The only other newcomer to the receiver group is incoming freshman Kevonte Martin-Manley. He’s a 6-0, 190-pounder from Bloomfield, Mich. My guess is he redshirts with an eye toward playing time in 2011, when the wide receiver depth chart clears out.
SECOND DOWN — Battles brewing: I think WR is pretty clear.
DJK is 1A, McNutt is 1B and Sandeman/Davis/Chaney Jr. fight it out for No. 3 touches. What are No. 3 touches? More than you might think. I’d say Stross fit the No. 3 role behind DJK and McNutt last fall. He finished with 31 catches for 414 yards.
Right now, Sandeman is the frontrunner for most of those receptions. He has the best resume and the rates highest on the coaches trust factor, a nebulous determinant but one that you know is there.
You want Davis to be No. 3. I know you do. I go back to this: Why did he disappear last season? The only thing that took out Sandeman was a helmet-to-helmet at Michigan State. Davis went eight games without a pass thrown his direction. I’m going to say that’s “coaches trust factor,” which I’m sure will be debated as “Ferentz and KOK keeping a great player down,” a la DJK the early years. OK, I might be a bit jaded on the topic.

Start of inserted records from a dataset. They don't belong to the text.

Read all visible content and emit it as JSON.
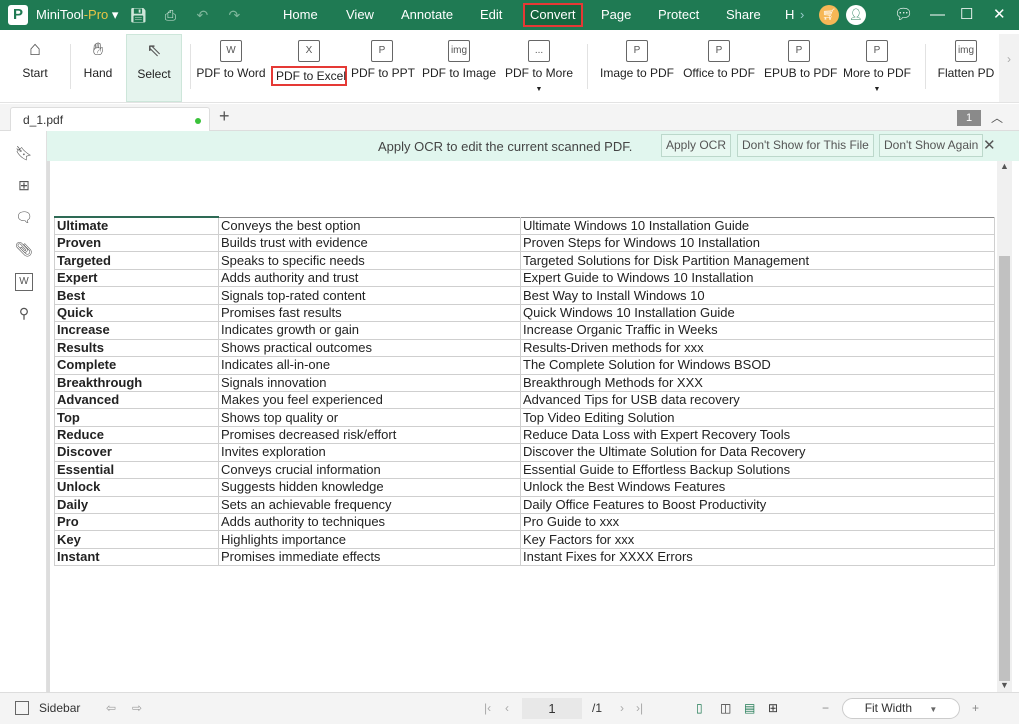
{
  "app": {
    "name": "MiniTool",
    "name_suffix": "-Pro"
  },
  "menu": [
    "Home",
    "View",
    "Annotate",
    "Edit",
    "Convert",
    "Page",
    "Protect",
    "Share",
    "H"
  ],
  "active_menu": "Convert",
  "ribbon": [
    {
      "label": "Start",
      "icon": "home-icon"
    },
    {
      "label": "Hand",
      "icon": "hand-icon"
    },
    {
      "label": "Select",
      "icon": "cursor-icon"
    },
    {
      "label": "PDF to Word",
      "icon": "W"
    },
    {
      "label": "PDF to Excel",
      "icon": "X"
    },
    {
      "label": "PDF to PPT",
      "icon": "P"
    },
    {
      "label": "PDF to Image",
      "icon": "img"
    },
    {
      "label": "PDF to More",
      "icon": "..."
    },
    {
      "label": "Image to PDF",
      "icon": "P"
    },
    {
      "label": "Office to PDF",
      "icon": "P"
    },
    {
      "label": "EPUB to PDF",
      "icon": "P"
    },
    {
      "label": "More to PDF",
      "icon": "P"
    },
    {
      "label": "Flatten PD",
      "icon": "img"
    }
  ],
  "tab": {
    "name": "d_1.pdf",
    "page_badge": "1"
  },
  "ocr": {
    "message": "Apply OCR to edit the current scanned PDF.",
    "apply": "Apply OCR",
    "dont_show_file": "Don't Show for This File",
    "dont_show_again": "Don't Show Again"
  },
  "table": [
    [
      "Ultimate",
      "Conveys the best option",
      "Ultimate Windows 10 Installation Guide"
    ],
    [
      "Proven",
      "Builds trust with evidence",
      "Proven Steps for Windows 10 Installation"
    ],
    [
      "Targeted",
      "Speaks to specific needs",
      "Targeted Solutions for Disk Partition Management"
    ],
    [
      "Expert",
      "Adds authority and trust",
      "Expert Guide to Windows 10 Installation"
    ],
    [
      "Best",
      "Signals top-rated content",
      "Best Way to Install Windows 10"
    ],
    [
      "Quick",
      "Promises fast results",
      "Quick Windows 10 Installation Guide"
    ],
    [
      "Increase",
      "Indicates growth or gain",
      "Increase Organic Traffic in Weeks"
    ],
    [
      "Results",
      "Shows practical outcomes",
      "Results-Driven methods for xxx"
    ],
    [
      "Complete",
      "Indicates all-in-one",
      "The Complete Solution for Windows BSOD"
    ],
    [
      "Breakthrough",
      "Signals innovation",
      "Breakthrough Methods for XXX"
    ],
    [
      "Advanced",
      "Makes you feel experienced",
      "Advanced Tips for USB data recovery"
    ],
    [
      "Top",
      "Shows top quality or",
      "Top Video Editing Solution"
    ],
    [
      "Reduce",
      "Promises decreased risk/effort",
      "Reduce Data Loss with Expert Recovery Tools"
    ],
    [
      "Discover",
      "Invites exploration",
      "Discover the Ultimate Solution for Data Recovery"
    ],
    [
      "Essential",
      "Conveys crucial information",
      "Essential Guide to Effortless Backup Solutions"
    ],
    [
      "Unlock",
      "Suggests hidden knowledge",
      "Unlock the Best Windows Features"
    ],
    [
      "Daily",
      "Sets an achievable frequency",
      "Daily Office Features to Boost Productivity"
    ],
    [
      "Pro",
      "Adds authority to techniques",
      "Pro Guide to xxx"
    ],
    [
      "Key",
      "Highlights importance",
      "Key Factors for xxx"
    ],
    [
      "Instant",
      "Promises immediate effects",
      "Instant Fixes for XXXX Errors"
    ]
  ],
  "status": {
    "sidebar": "Sidebar",
    "page": "1",
    "total": "/1",
    "zoom": "Fit Width"
  },
  "colors": {
    "brand": "#1f7a53",
    "highlight": "#e53935",
    "ocr_bar": "#e1f6ee"
  }
}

Davis has the ladder in front of him. Sandeman has the lead. It can change during fall camp. The No. 3 touches could also be split.
Freshman Jordan Cotton might kick the door down for regular reps, but I’m guessing he’ll be groomed as the replacement to Sandeman at punt return. He was tried there during fall camp last year.
Of the army of walk-on wideouts, I’m interested to see if JoJo Pregont progresses. He’s 6-6, that’s an intangible worth working.
I believe Reisner has dibs on No. 1 TE touches, the 30 to 40 we discussed above, but I also think Fiedorowicz could take a bite here. Also, Herman might get his first real shot at being a factor in the offense. He hasn’t had a decent opportunity, or at least one outside of emergency.
Then, you have junior Zach Furlong, sophomore J.D. Griggs and freshman Dakota Getz – three more scholarship tight ends. Also, incoming freshman Austin Vier could make his way to the position by the end of camp, depending how long his look at QB goes.
I still see the top three being Reisner, Fiedorowicz and Herman for 2010.
FIRST DOWN — “On Iowa” prediction for 2010:This is a no-brainer, but DJK should become Iowa’s career leader in receiving yardage and receptions. Johnson-Koulianos now has 127 receptions for 1,871 yards and seven TDs in his career.
DJK needs 31 receptions to pass Kevin Kasper as Iowa’s all-time receptions leader. Kasper had 157 from 1997-2000. He needs 401 yards to pass Tim Dwight’s career yardage record of 2,271, set between 1994-97.
He’s coming off his best season. He came through the Orange Bowl injury scare just fine, so these are reachable goals.
I think No. 3 receiver is an interesting battle. Iowa needs Davis to find his bearings and seize this spot. Look at the depth chart in 2011. You’ll have [EDIT]McNutt, Davis, Cotton, KMM and some walk-ons. Davis has the maturity to progress. He’ll have a role next fall, maybe a bigger one than expected.
I’m guessing 15 to 20 catches for Fiedorowicz. More might get him Big Ten freshman of the year mention. Hmm, I could predict that, but I’m not quite there yet.
Iowa’s career leaders in receptions:
1) Kevin Kasper 157
2) Kahlil Hill 152
3) Danan Hughes and Ronnie Harmon 146
4) Tim Dwight 139
5) Ed Hinkel 135
Iowa’s career leaders in receiving yards:
1) Tim Dwight 2,271
2) Danan Hughes 2,216
3) Ronnie Harmon 2,045
4) Kevin Kasper 1,974
5) Dave Moritz 1,912